The defendants in the above cases appeal their convictions on multiple accusations for distributing obscene materials in violation of Code Ann. 26-2101. All three of the accusations in Case no. 55377 and two of the four accusations in Case no. 55378 charge the distribution of obscene magazines. The remaining two accusations in Case no. 55378 charge the distribution of obscene books.
1. The defendants urge on appeal that the materials charged against them are not obscene as a matter of law but instead are protected forms of expression under the State and Federal Constitutions. We have made an independent review of these materials, as we are required to do under Jenkins v. Georgia, 418 U. S. 153, 160 (94 SC 2750, 41 LE2d 642) (1974) (see Dyke v. State, 232 Ga. 817
, 821 (209 SE2d 166
) (1974)), and must disagree. The magazines are merely collections of photographs depicting persons exhibiting their genitalia from various positions and engaging in various forms of sexual activity, both participatory and masturbatory, homosexual and heterosexual. The books, "Hot Fingered Baby Dolls" and "Hot Ghetto Pussy" are replete with photographs of the same description, interspersed through texts which make no pretense of expressing any idea or concern unconnected with sexual gratification. In our opinion, applying contemporary community standards and considering each publication as a whole, both the magazines and the books appeal predominantly to the prurient interest, lack serious literary, artistic, political, or scientific value, and depict in a patently offensive way the types of sexual conduct listed in the statute. Code Ann. 26-2101 (b). The material amounts to nothing more than a "public portrayal of hard core sexual conduct for its own sake, and for the ensuing commercial gain" and is accordingly obscene as a matter of law under Miller v. California, 413 U. S. 15 (93 SE 2607
, 37 LE2d 419) (1973). See generally Dyke v. State, supra; Simpson v. State, 144 Ga. App. 657 (3)
3. The defendant in Case no. 55377 contends that the trial court erred in refusing to grant a mistrial after the solicitor elicited testimony from the arresting officers to the effect that the defendant made no statement following his arrest. Any resulting error, if any, was harmless. The only issue at trial was whether or not the materials were obscene. The fact that they were purchased from the defendant was clearly established by the testimony of the police officers who purchased them and was never questioned. Under these circumstances, even assuming arguendo that the questioning amounted to an improper comment on the accused's right to remain silent, we are convinced that the error was harmless, that is, that it is "highly probable that the error did not contribute to the jury's verdict." Johnson v. State, 238 Ga. 59
, 61 (230 SE2d 869
4. The defendant in Case no. 55378 urges that the verdicts based on the books are invalid because the books were not read to the jury and because the jurors could not possibly have read them themselves in the short time that they were deliberating. We are cited no authority for such a proposition, and we know of none. The trial court correctly charged that the materials must be considered as a whole; and, absent any clear indication to the contrary, it must be presumed that the jurors conducted their deliberations in accordance with the charge.

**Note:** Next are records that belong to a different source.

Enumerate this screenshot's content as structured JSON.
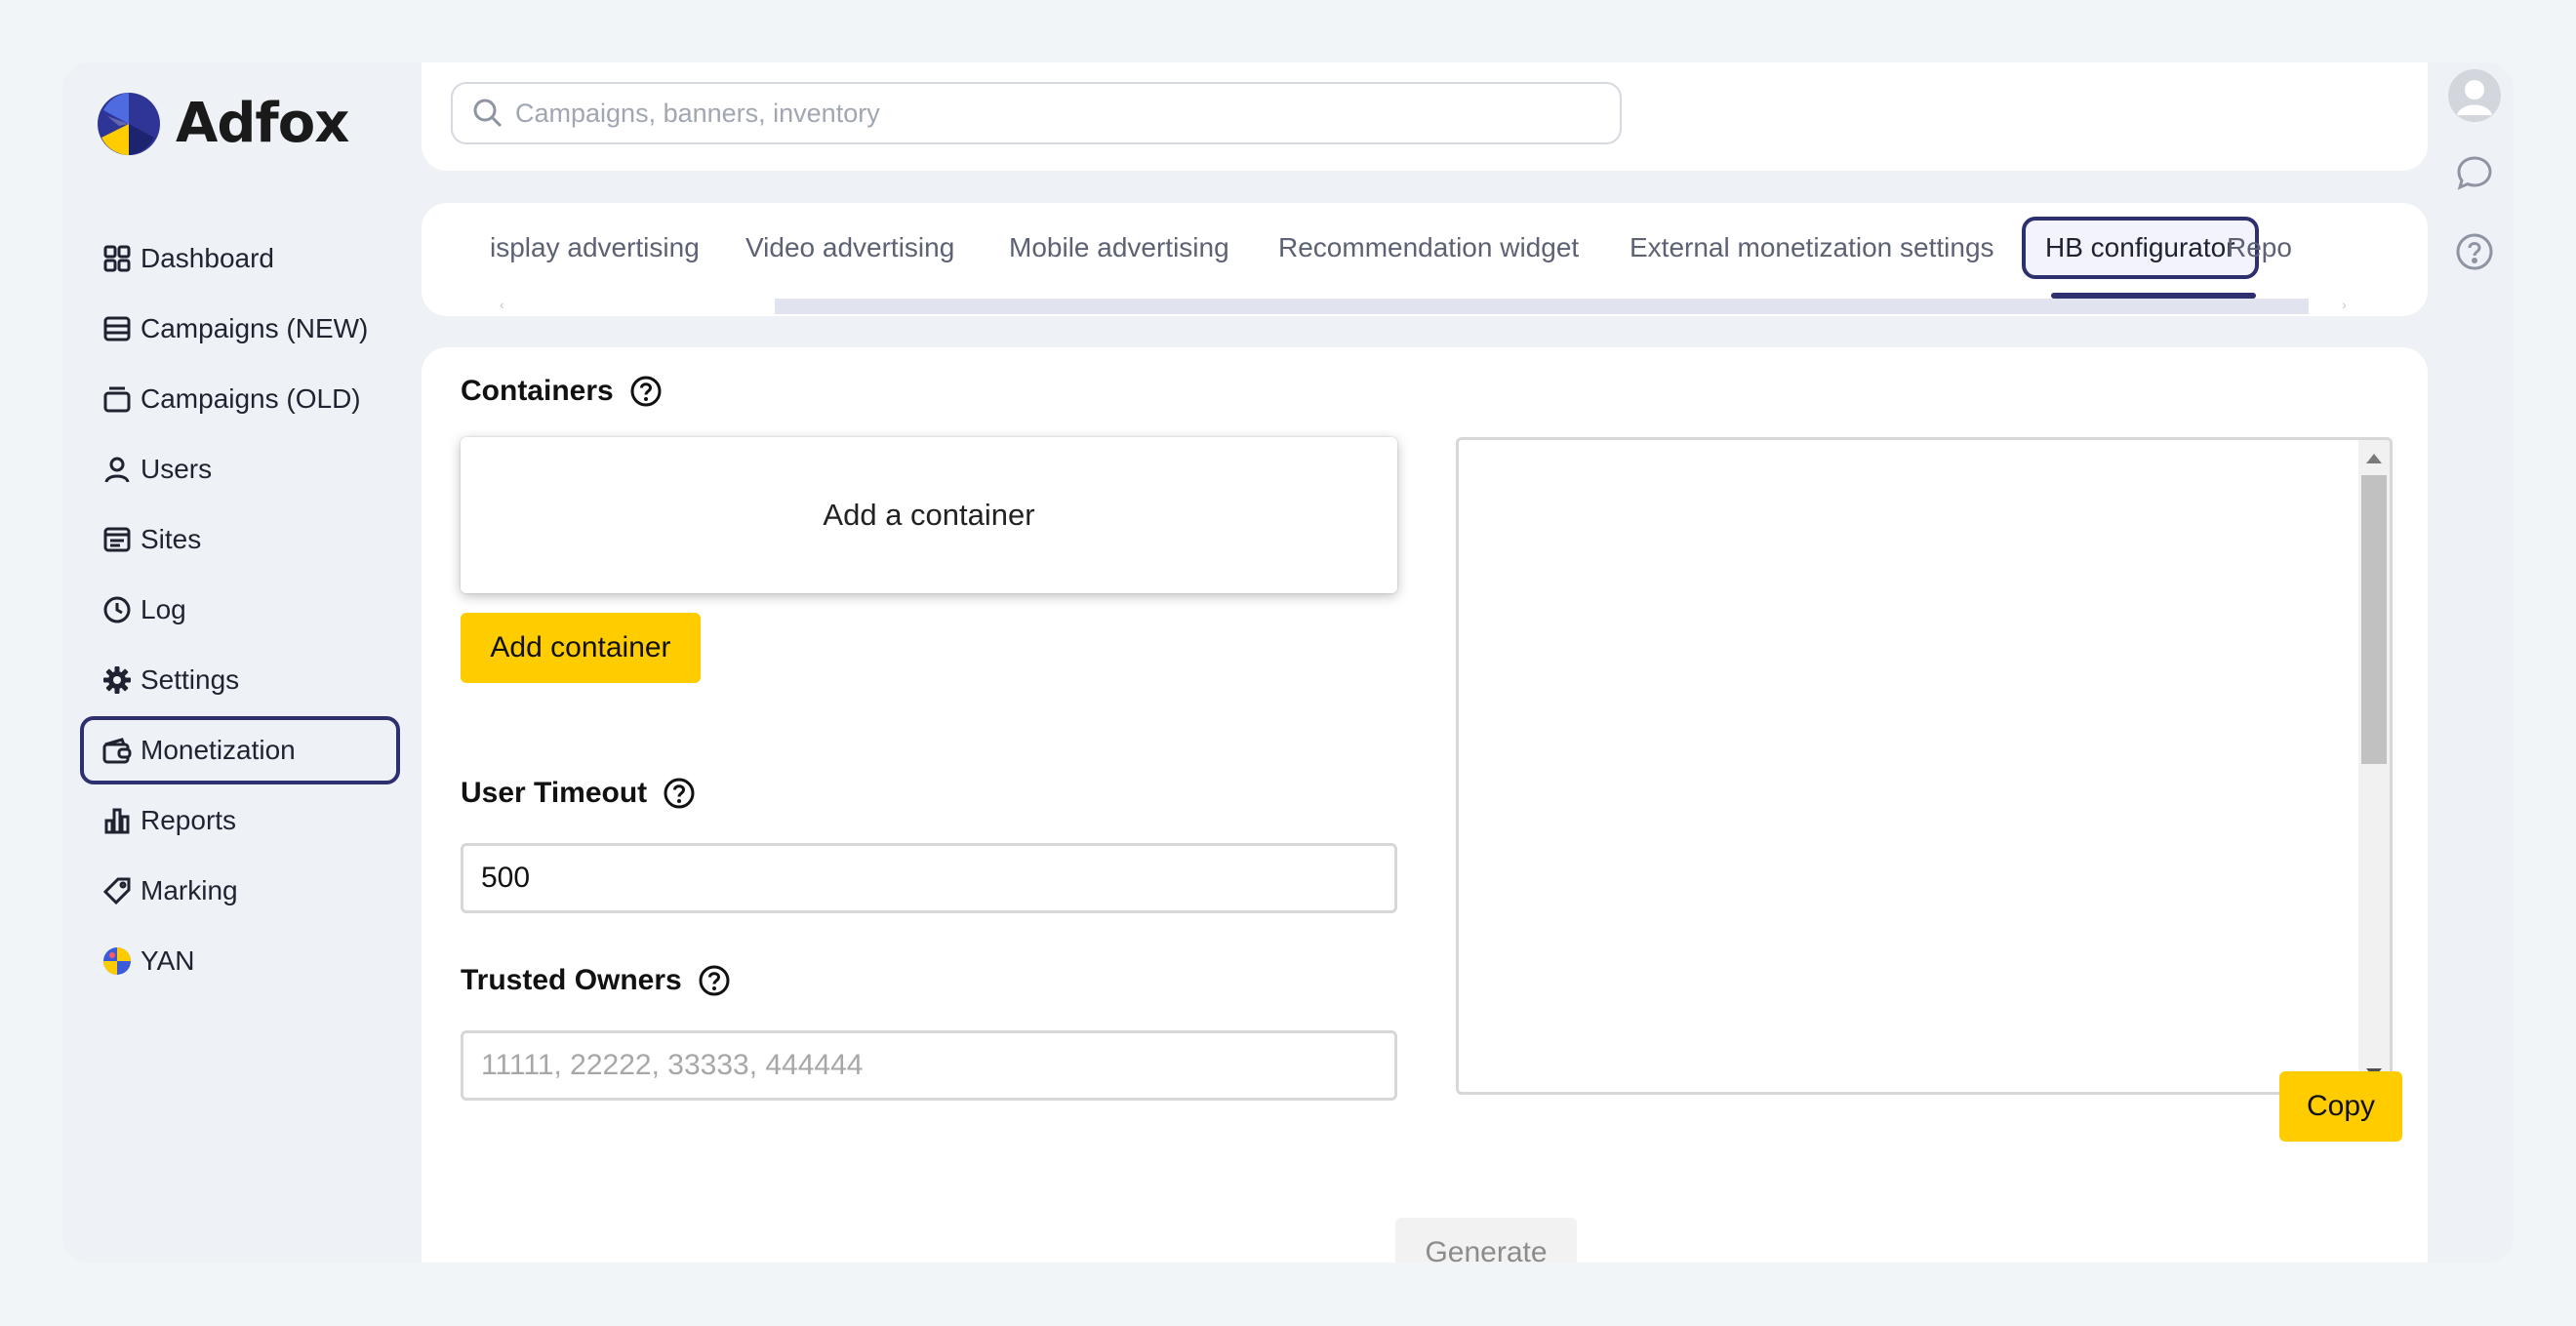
{
  "app": {
    "brand": "Adfox"
  },
  "sidebar": {
    "items": [
      {
        "label": "Dashboard",
        "icon": "dashboard-icon"
      },
      {
        "label": "Campaigns (NEW)",
        "icon": "campaigns-new-icon"
      },
      {
        "label": "Campaigns (OLD)",
        "icon": "campaigns-old-icon"
      },
      {
        "label": "Users",
        "icon": "user-icon"
      },
      {
        "label": "Sites",
        "icon": "sites-icon"
      },
      {
        "label": "Log",
        "icon": "clock-icon"
      },
      {
        "label": "Settings",
        "icon": "gear-icon"
      },
      {
        "label": "Monetization",
        "icon": "wallet-icon",
        "active": true
      },
      {
        "label": "Reports",
        "icon": "bar-chart-icon"
      },
      {
        "label": "Marking",
        "icon": "tag-icon"
      },
      {
        "label": "YAN",
        "icon": "yan-globe-icon"
      }
    ]
  },
  "search": {
    "placeholder": "Campaigns, banners, inventory",
    "value": ""
  },
  "tabs": [
    {
      "label": "isplay advertising"
    },
    {
      "label": "Video advertising"
    },
    {
      "label": "Mobile advertising"
    },
    {
      "label": "Recommendation widget"
    },
    {
      "label": "External monetization settings"
    },
    {
      "label": "HB configurator",
      "active": true
    },
    {
      "label": "Repo"
    }
  ],
  "main": {
    "containers_title": "Containers",
    "container_card_text": "Add a container",
    "add_container_label": "Add container",
    "user_timeout_title": "User Timeout",
    "user_timeout_value": "500",
    "trusted_owners_title": "Trusted Owners",
    "trusted_owners_placeholder": "11111, 22222, 33333, 444444",
    "trusted_owners_value": "",
    "code_output": "",
    "copy_label": "Copy",
    "generate_label": "Generate"
  },
  "colors": {
    "accent_yellow": "#ffcc00",
    "active_border": "#2d2f6f",
    "background": "#eef1f5"
  }
}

Robert G. Johnston, Solicitor, Barschall Andrews, Kenneth M. Henson, Jr., Assistant Solicitors, for appellee.